— ASSIGNMENT —
Give only the number of lines in the data that include the string "JSON".

Web page and app entries:
== Segment start ==

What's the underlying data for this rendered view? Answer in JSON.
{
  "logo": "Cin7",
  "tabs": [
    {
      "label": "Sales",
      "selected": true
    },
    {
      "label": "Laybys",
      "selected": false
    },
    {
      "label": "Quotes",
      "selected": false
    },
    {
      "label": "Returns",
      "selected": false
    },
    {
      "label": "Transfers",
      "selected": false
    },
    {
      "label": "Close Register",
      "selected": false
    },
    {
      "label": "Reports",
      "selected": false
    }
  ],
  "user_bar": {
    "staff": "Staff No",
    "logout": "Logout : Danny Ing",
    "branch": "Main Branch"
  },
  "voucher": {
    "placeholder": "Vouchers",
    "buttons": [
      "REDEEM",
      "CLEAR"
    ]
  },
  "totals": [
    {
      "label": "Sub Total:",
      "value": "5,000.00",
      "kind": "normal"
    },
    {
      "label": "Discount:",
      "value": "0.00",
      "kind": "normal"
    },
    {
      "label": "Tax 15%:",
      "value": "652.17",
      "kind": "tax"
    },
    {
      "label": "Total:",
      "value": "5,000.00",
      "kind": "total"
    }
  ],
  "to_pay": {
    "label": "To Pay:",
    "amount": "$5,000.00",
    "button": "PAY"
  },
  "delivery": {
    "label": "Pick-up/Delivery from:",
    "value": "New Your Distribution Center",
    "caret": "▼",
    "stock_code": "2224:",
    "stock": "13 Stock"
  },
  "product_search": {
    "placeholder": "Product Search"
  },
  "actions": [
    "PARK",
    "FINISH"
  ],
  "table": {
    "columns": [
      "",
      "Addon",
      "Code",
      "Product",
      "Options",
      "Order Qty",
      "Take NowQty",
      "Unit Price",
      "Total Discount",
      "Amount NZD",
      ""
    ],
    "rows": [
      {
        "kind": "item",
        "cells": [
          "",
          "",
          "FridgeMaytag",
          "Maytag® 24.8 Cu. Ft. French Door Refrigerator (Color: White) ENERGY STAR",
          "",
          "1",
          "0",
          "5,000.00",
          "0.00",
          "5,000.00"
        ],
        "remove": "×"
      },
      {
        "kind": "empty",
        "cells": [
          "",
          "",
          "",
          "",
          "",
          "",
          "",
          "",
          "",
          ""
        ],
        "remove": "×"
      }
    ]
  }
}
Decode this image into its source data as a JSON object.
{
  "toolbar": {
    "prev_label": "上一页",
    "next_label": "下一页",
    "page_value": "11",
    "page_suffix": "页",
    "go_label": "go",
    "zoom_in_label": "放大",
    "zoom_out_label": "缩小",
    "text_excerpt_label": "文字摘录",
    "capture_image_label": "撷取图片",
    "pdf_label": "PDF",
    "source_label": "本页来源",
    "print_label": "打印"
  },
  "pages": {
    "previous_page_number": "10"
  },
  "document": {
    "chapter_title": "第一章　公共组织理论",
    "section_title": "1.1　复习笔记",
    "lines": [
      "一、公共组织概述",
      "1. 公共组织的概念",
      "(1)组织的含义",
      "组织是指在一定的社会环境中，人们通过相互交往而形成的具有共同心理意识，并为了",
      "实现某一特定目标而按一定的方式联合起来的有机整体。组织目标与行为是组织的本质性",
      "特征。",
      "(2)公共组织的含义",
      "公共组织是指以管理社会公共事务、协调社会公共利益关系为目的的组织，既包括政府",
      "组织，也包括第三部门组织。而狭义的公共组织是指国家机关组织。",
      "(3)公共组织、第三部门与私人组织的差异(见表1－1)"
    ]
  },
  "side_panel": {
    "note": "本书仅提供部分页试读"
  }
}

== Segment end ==

— RESULT FOR THIS EXERCISE —
2